- TASK TO COMPLETE
Pick every line out of the entries below that has the string "Mitglieder", and copy it.
══════════
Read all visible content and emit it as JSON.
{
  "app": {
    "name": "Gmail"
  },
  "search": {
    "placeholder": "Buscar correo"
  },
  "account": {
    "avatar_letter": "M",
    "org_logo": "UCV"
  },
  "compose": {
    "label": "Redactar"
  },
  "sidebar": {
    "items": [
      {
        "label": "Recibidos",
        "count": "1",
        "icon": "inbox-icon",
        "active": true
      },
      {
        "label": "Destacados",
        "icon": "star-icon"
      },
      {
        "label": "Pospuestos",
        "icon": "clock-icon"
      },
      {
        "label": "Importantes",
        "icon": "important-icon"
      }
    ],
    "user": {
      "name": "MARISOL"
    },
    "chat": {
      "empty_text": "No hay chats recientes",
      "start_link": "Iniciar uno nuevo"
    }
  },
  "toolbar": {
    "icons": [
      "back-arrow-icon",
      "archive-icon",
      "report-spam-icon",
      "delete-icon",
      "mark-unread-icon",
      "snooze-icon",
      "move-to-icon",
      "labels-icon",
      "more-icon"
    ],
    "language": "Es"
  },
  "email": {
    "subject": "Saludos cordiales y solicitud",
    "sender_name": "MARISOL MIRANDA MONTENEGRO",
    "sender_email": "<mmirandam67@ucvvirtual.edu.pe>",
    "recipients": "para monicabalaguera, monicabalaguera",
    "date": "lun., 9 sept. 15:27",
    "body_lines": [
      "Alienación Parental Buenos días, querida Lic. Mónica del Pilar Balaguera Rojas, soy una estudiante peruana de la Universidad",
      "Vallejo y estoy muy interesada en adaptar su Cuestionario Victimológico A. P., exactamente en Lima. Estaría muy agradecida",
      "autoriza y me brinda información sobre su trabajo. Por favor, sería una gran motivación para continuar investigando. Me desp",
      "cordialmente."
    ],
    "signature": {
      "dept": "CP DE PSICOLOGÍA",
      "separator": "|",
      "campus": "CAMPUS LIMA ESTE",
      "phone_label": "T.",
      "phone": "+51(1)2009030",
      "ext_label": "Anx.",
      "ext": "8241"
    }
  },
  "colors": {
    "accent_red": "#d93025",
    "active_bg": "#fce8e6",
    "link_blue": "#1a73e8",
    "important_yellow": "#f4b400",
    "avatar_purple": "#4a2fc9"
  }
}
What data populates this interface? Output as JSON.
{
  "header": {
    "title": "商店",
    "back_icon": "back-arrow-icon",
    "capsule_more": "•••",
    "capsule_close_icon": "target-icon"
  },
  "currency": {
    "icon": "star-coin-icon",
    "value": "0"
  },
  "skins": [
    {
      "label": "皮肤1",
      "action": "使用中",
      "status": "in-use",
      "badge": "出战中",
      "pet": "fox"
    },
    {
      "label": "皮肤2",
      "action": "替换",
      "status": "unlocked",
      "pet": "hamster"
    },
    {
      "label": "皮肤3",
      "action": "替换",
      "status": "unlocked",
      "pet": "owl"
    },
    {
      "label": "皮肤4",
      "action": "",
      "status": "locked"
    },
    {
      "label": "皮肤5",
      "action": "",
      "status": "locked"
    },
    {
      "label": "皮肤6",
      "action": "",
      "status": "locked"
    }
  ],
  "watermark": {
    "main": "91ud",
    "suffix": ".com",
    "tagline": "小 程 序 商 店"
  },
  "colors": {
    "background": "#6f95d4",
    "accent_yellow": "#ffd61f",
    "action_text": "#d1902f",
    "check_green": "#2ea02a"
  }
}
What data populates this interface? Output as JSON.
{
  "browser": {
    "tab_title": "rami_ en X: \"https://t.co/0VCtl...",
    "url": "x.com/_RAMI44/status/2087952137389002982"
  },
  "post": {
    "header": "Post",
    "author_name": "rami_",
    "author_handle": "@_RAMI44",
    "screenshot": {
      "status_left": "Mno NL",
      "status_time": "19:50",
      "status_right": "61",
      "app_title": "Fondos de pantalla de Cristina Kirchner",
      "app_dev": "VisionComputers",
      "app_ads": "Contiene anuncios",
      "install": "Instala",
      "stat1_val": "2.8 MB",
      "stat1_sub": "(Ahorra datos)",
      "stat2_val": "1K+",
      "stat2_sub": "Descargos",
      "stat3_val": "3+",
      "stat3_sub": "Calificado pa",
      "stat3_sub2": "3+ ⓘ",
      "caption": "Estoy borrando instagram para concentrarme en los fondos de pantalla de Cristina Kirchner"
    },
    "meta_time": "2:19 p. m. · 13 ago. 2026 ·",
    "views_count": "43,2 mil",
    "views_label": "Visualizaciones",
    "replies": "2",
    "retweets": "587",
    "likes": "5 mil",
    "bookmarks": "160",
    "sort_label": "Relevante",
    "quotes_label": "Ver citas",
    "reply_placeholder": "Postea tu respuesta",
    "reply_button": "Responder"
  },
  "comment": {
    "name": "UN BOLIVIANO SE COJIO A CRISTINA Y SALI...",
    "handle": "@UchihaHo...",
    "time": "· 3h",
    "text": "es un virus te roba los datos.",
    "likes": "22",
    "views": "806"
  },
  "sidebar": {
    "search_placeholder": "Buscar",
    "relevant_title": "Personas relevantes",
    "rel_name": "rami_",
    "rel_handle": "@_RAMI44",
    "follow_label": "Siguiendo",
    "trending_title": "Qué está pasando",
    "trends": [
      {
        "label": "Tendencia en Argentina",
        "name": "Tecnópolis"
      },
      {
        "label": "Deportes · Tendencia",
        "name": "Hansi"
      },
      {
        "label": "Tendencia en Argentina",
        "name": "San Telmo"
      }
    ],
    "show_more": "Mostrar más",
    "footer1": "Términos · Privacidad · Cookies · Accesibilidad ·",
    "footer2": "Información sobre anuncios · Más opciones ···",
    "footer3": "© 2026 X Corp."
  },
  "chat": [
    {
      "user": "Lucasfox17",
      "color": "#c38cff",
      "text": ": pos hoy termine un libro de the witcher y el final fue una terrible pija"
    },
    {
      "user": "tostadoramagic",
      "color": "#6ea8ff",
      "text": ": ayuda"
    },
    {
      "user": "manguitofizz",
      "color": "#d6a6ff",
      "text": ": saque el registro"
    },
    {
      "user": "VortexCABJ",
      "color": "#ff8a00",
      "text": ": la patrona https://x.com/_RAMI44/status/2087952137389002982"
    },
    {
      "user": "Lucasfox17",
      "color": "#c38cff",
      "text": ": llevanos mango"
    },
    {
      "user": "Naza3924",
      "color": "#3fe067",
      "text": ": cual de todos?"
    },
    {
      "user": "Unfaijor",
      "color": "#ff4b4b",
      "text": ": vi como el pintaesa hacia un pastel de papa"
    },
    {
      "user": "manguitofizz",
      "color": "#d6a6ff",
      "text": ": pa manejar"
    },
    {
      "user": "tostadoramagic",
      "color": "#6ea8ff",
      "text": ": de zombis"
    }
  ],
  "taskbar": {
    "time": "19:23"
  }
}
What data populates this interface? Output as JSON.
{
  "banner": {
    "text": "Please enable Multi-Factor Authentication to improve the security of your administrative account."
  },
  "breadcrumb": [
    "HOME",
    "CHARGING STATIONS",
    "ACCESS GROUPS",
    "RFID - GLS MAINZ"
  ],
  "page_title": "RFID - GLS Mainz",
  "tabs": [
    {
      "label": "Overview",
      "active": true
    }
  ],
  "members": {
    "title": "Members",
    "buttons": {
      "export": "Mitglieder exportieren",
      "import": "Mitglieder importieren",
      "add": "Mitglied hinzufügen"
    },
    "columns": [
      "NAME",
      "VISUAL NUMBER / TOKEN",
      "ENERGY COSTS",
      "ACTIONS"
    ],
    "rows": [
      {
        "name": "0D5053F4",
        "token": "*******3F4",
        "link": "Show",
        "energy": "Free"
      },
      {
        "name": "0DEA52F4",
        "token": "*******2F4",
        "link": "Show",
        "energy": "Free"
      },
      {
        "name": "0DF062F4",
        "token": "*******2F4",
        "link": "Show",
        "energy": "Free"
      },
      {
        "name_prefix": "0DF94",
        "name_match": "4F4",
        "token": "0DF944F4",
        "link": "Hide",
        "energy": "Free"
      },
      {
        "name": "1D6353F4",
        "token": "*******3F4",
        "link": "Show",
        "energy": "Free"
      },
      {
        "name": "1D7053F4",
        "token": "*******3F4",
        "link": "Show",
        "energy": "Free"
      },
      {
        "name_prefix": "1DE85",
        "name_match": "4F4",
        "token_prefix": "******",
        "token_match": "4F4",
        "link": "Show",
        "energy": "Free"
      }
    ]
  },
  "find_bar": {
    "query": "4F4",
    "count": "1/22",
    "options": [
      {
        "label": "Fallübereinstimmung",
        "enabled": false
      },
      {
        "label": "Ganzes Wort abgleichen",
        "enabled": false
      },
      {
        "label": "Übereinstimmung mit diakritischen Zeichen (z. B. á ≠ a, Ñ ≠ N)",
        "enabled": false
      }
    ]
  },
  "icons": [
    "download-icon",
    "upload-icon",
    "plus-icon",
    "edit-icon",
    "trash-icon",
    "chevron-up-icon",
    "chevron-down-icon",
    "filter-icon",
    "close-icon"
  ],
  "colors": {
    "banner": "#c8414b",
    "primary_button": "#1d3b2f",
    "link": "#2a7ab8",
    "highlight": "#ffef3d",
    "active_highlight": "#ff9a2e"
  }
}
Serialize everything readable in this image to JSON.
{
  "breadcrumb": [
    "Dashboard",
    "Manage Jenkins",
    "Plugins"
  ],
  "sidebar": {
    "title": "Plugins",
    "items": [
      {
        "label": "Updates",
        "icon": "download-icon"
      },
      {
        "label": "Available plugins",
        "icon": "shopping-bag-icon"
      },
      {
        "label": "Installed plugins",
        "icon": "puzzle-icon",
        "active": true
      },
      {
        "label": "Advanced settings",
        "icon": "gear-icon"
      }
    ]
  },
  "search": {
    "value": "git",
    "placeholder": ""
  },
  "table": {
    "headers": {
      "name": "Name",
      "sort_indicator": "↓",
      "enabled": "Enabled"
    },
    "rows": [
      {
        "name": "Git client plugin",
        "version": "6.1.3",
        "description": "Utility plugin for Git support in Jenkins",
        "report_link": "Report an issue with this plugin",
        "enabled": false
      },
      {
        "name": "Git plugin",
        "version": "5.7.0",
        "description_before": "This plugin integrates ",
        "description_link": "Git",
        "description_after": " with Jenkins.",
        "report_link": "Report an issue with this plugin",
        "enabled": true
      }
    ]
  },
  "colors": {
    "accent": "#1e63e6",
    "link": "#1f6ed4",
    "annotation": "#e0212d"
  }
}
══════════
- RESPONSE TO THIS TASK
      "export": "Mitglieder exportieren",
      "import": "Mitglieder importieren",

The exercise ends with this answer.